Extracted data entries
★ ★ ★

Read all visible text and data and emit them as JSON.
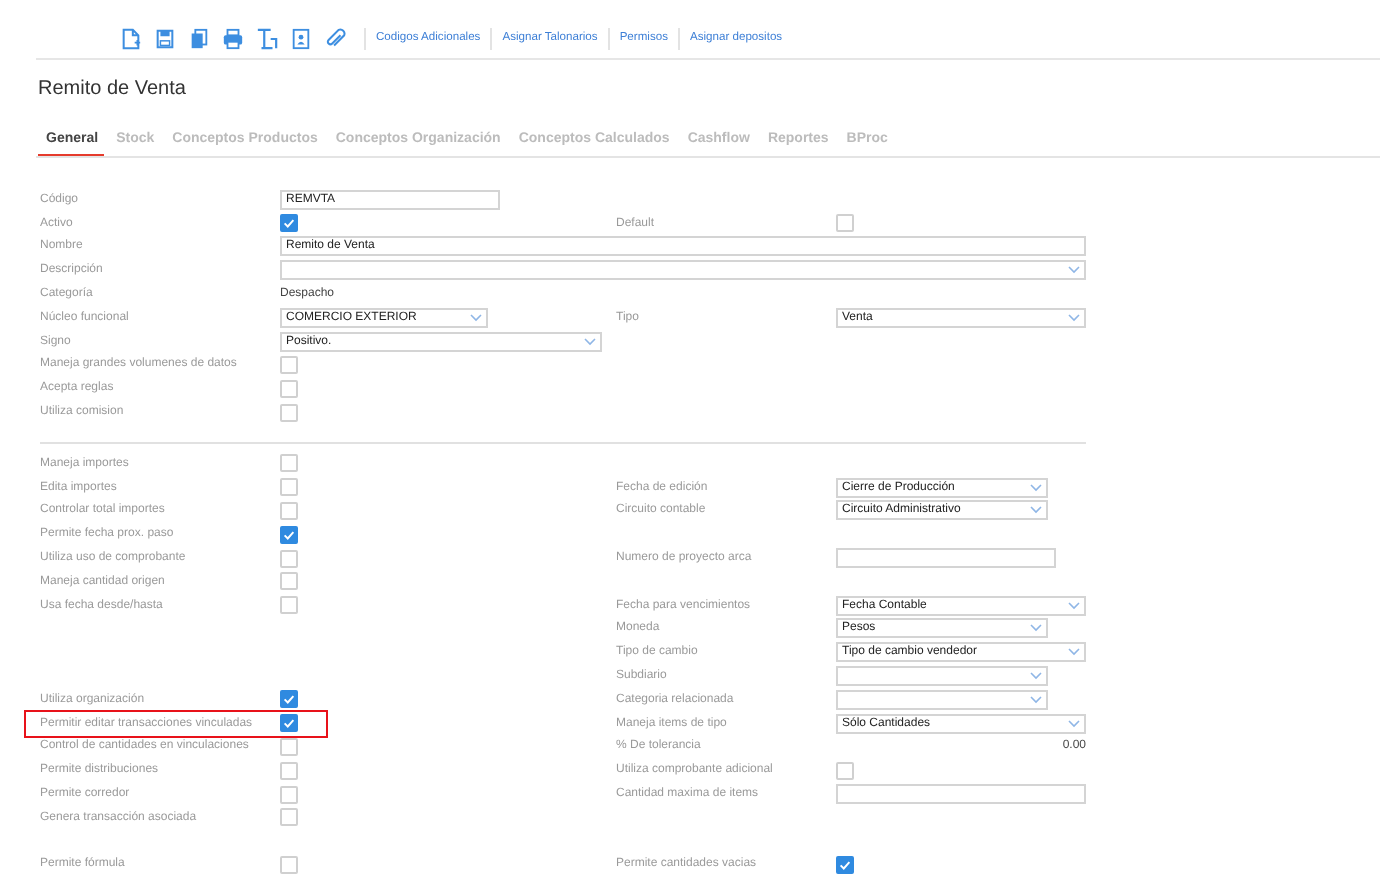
{
  "toolbar": {
    "links": [
      "Codigos Adicionales",
      "Asignar Talonarios",
      "Permisos",
      "Asignar depositos"
    ]
  },
  "title": "Remito de Venta",
  "tabs": [
    {
      "label": "General",
      "selected": true
    },
    {
      "label": "Stock",
      "selected": false
    },
    {
      "label": "Conceptos Productos",
      "selected": false
    },
    {
      "label": "Conceptos Organización",
      "selected": false
    },
    {
      "label": "Conceptos Calculados",
      "selected": false
    },
    {
      "label": "Cashflow",
      "selected": false
    },
    {
      "label": "Reportes",
      "selected": false
    },
    {
      "label": "BProc",
      "selected": false
    }
  ],
  "sections": [
    {
      "rows": [
        {
          "left": {
            "label": "Código",
            "kind": "input",
            "value": "REMVTA"
          }
        },
        {
          "left": {
            "label": "Activo",
            "kind": "checkbox",
            "checked": true
          },
          "right": {
            "label": "Default",
            "kind": "checkbox",
            "checked": false
          }
        },
        {
          "left": {
            "label": "Nombre",
            "kind": "full-input",
            "value": "Remito de Venta"
          }
        },
        {
          "left": {
            "label": "Descripción",
            "kind": "full-select"
          }
        },
        {
          "left": {
            "label": "Categoría",
            "kind": "text",
            "value": "Despacho"
          }
        },
        {
          "left": {
            "label": "Núcleo funcional",
            "kind": "short-select",
            "value": "COMERCIO EXTERIOR"
          },
          "right": {
            "label": "Tipo",
            "kind": "wide-select",
            "value": "Venta"
          }
        },
        {
          "left": {
            "label": "Signo",
            "kind": "mid-select",
            "value": "Positivo."
          }
        },
        {
          "left": {
            "label": "Maneja grandes volumenes de datos",
            "kind": "checkbox",
            "checked": false
          }
        },
        {
          "left": {
            "label": "Acepta reglas",
            "kind": "checkbox",
            "checked": false
          }
        },
        {
          "left": {
            "label": "Utiliza comision",
            "kind": "checkbox",
            "checked": false
          }
        }
      ]
    },
    {
      "rows": [
        {
          "left": {
            "label": "Maneja importes",
            "kind": "checkbox",
            "checked": false
          }
        },
        {
          "left": {
            "label": "Edita importes",
            "kind": "checkbox",
            "checked": false
          },
          "right": {
            "label": "Fecha de edición",
            "kind": "select",
            "value": "Cierre de Producción"
          }
        },
        {
          "left": {
            "label": "Controlar total importes",
            "kind": "checkbox",
            "checked": false
          },
          "right": {
            "label": "Circuito contable",
            "kind": "select",
            "value": "Circuito Administrativo"
          }
        },
        {
          "left": {
            "label": "Permite fecha prox. paso",
            "kind": "checkbox",
            "checked": true
          }
        },
        {
          "left": {
            "label": "Utiliza uso de comprobante",
            "kind": "checkbox",
            "checked": false
          },
          "right": {
            "label": "Numero de proyecto arca",
            "kind": "input"
          }
        },
        {
          "left": {
            "label": "Maneja cantidad origen",
            "kind": "checkbox",
            "checked": false
          }
        },
        {
          "left": {
            "label": "Usa fecha desde/hasta",
            "kind": "checkbox",
            "checked": false
          },
          "right": {
            "label": "Fecha para vencimientos",
            "kind": "wide-select",
            "value": "Fecha Contable"
          }
        },
        {
          "right": {
            "label": "Moneda",
            "kind": "select",
            "value": "Pesos"
          }
        },
        {
          "right": {
            "label": "Tipo de cambio",
            "kind": "wide-select",
            "value": "Tipo de cambio vendedor"
          }
        },
        {
          "right": {
            "label": "Subdiario",
            "kind": "select"
          }
        },
        {
          "left": {
            "label": "Utiliza organización",
            "kind": "checkbox",
            "checked": true
          },
          "right": {
            "label": "Categoria relacionada",
            "kind": "select"
          }
        },
        {
          "highlighted": true,
          "left": {
            "label": "Permitir editar transacciones vinculadas",
            "kind": "checkbox",
            "checked": true
          },
          "right": {
            "label": "Maneja items de tipo",
            "kind": "wide-select",
            "value": "Sólo Cantidades"
          }
        },
        {
          "left": {
            "label": "Control de cantidades en vinculaciones",
            "kind": "checkbox",
            "checked": false
          },
          "right": {
            "label": "% De tolerancia",
            "kind": "number",
            "value": "0.00"
          }
        },
        {
          "left": {
            "label": "Permite distribuciones",
            "kind": "checkbox",
            "checked": false
          },
          "right": {
            "label": "Utiliza comprobante adicional",
            "kind": "checkbox",
            "checked": false
          }
        },
        {
          "left": {
            "label": "Permite corredor",
            "kind": "checkbox",
            "checked": false
          },
          "right": {
            "label": "Cantidad maxima de items",
            "kind": "wide-input"
          }
        },
        {
          "left": {
            "label": "Genera transacción asociada",
            "kind": "checkbox",
            "checked": false
          }
        },
        {},
        {
          "left": {
            "label": "Permite fórmula",
            "kind": "checkbox",
            "checked": false
          },
          "right": {
            "label": "Permite cantidades vacias",
            "kind": "checkbox",
            "checked": true
          }
        }
      ]
    }
  ]
}
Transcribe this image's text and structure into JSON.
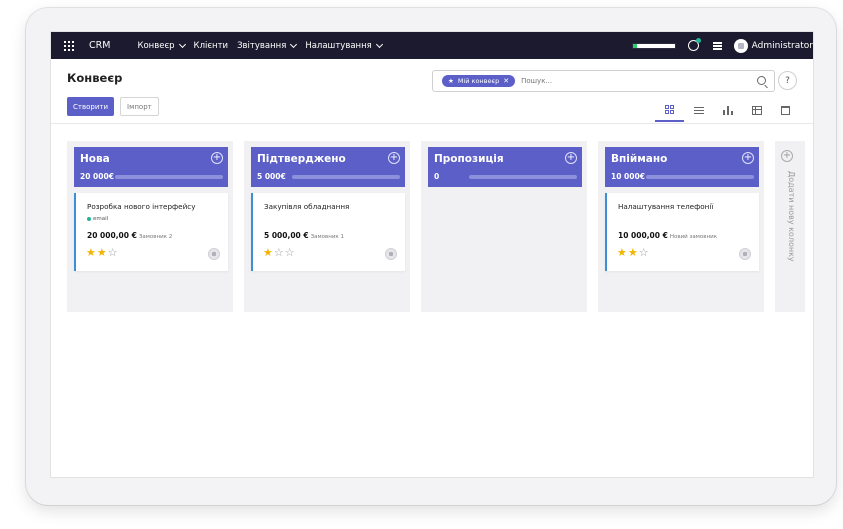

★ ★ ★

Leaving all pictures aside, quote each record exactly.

Read all visible text and data and emit them as JSON.
{
  "toolbar": {
    "links": [
      "Codigos Adicionales",
      "Asignar Talonarios",
      "Permisos",
      "Asignar depositos"
    ]
  },
  "title": "Remito de Venta",
  "tabs": [
    {
      "label": "General",
      "selected": true
    },
    {
      "label": "Stock",
      "selected": false
    },
    {
      "label": "Conceptos Productos",
      "selected": false
    },
    {
      "label": "Conceptos Organización",
      "selected": false
    },
    {
      "label": "Conceptos Calculados",
      "selected": false
    },
    {
      "label": "Cashflow",
      "selected": false
    },
    {
      "label": "Reportes",
      "selected": false
    },
    {
      "label": "BProc",
      "selected": false
    }
  ],
  "sections": [
    {
      "rows": [
        {
          "left": {
            "label": "Código",
            "kind": "input",
            "value": "REMVTA"
          }
        },
        {
          "left": {
            "label": "Activo",
            "kind": "checkbox",
            "checked": true
          },
          "right": {
            "label": "Default",
            "kind": "checkbox",
            "checked": false
          }
        },
        {
          "left": {
            "label": "Nombre",
            "kind": "full-input",
            "value": "Remito de Venta"
          }
        },
        {
          "left": {
            "label": "Descripción",
            "kind": "full-select"
          }
        },
        {
          "left": {
            "label": "Categoría",
            "kind": "text",
            "value": "Despacho"
          }
        },
        {
          "left": {
            "label": "Núcleo funcional",
            "kind": "short-select",
            "value": "COMERCIO EXTERIOR"
          },
          "right": {
            "label": "Tipo",
            "kind": "wide-select",
            "value": "Venta"
          }
        },
        {
          "left": {
            "label": "Signo",
            "kind": "mid-select",
            "value": "Positivo."
          }
        },
        {
          "left": {
            "label": "Maneja grandes volumenes de datos",
            "kind": "checkbox",
            "checked": false
          }
        },
        {
          "left": {
            "label": "Acepta reglas",
            "kind": "checkbox",
            "checked": false
          }
        },
        {
          "left": {
            "label": "Utiliza comision",
            "kind": "checkbox",
            "checked": false
          }
        }
      ]
    },
    {
      "rows": [
        {
          "left": {
            "label": "Maneja importes",
            "kind": "checkbox",
            "checked": false
          }
        },
        {
          "left": {
            "label": "Edita importes",
            "kind": "checkbox",
            "checked": false
          },
          "right": {
            "label": "Fecha de edición",
            "kind": "select",
            "value": "Cierre de Producción"
          }
        },
        {
          "left": {
            "label": "Controlar total importes",
            "kind": "checkbox",
            "checked": false
          },
          "right": {
            "label": "Circuito contable",
            "kind": "select",
            "value": "Circuito Administrativo"
          }
        },
        {
          "left": {
            "label": "Permite fecha prox. paso",
            "kind": "checkbox",
            "checked": true
          }
        },
        {
          "left": {
            "label": "Utiliza uso de comprobante",
            "kind": "checkbox",
            "checked": false
          },
          "right": {
            "label": "Numero de proyecto arca",
            "kind": "input"
          }
        },
        {
          "left": {
            "label": "Maneja cantidad origen",
            "kind": "checkbox",
            "checked": false
          }
        },
        {
          "left": {
            "label": "Usa fecha desde/hasta",
            "kind": "checkbox",
            "checked": false
          },
          "right": {
            "label": "Fecha para vencimientos",
            "kind": "wide-select",
            "value": "Fecha Contable"
          }
        },
        {
          "right": {
            "label": "Moneda",
            "kind": "select",
            "value": "Pesos"
          }
        },
        {
          "right": {
            "label": "Tipo de cambio",
            "kind": "wide-select",
            "value": "Tipo de cambio vendedor"
          }
        },
        {
          "right": {
            "label": "Subdiario",
            "kind": "select"
          }
        },
        {
          "left": {
            "label": "Utiliza organización",
            "kind": "checkbox",
            "checked": true
          },
          "right": {
            "label": "Categoria relacionada",
            "kind": "select"
          }
        },
        {
          "highlighted": true,
          "left": {
            "label": "Permitir editar transacciones vinculadas",
            "kind": "checkbox",
            "checked": true
          },
          "right": {
            "label": "Maneja items de tipo",
            "kind": "wide-select",
            "value": "Sólo Cantidades"
          }
        },
        {
          "left": {
            "label": "Control de cantidades en vinculaciones",
            "kind": "checkbox",
            "checked": false
          },
          "right": {
            "label": "% De tolerancia",
            "kind": "number",
            "value": "0.00"
          }
        },
        {
          "left": {
            "label": "Permite distribuciones",
            "kind": "checkbox",
            "checked": false
          },
          "right": {
            "label": "Utiliza comprobante adicional",
            "kind": "checkbox",
            "checked": false
          }
        },
        {
          "left": {
            "label": "Permite corredor",
            "kind": "checkbox",
            "checked": false
          },
          "right": {
            "label": "Cantidad maxima de items",
            "kind": "wide-input"
          }
        },
        {
          "left": {
            "label": "Genera transacción asociada",
            "kind": "checkbox",
            "checked": false
          }
        },
        {},
        {
          "left": {
            "label": "Permite fórmula",
            "kind": "checkbox",
            "checked": false
          },
          "right": {
            "label": "Permite cantidades vacias",
            "kind": "checkbox",
            "checked": true
          }
        }
      ]
    }
  ]
}
Transcribe this image's text and structure into JSON.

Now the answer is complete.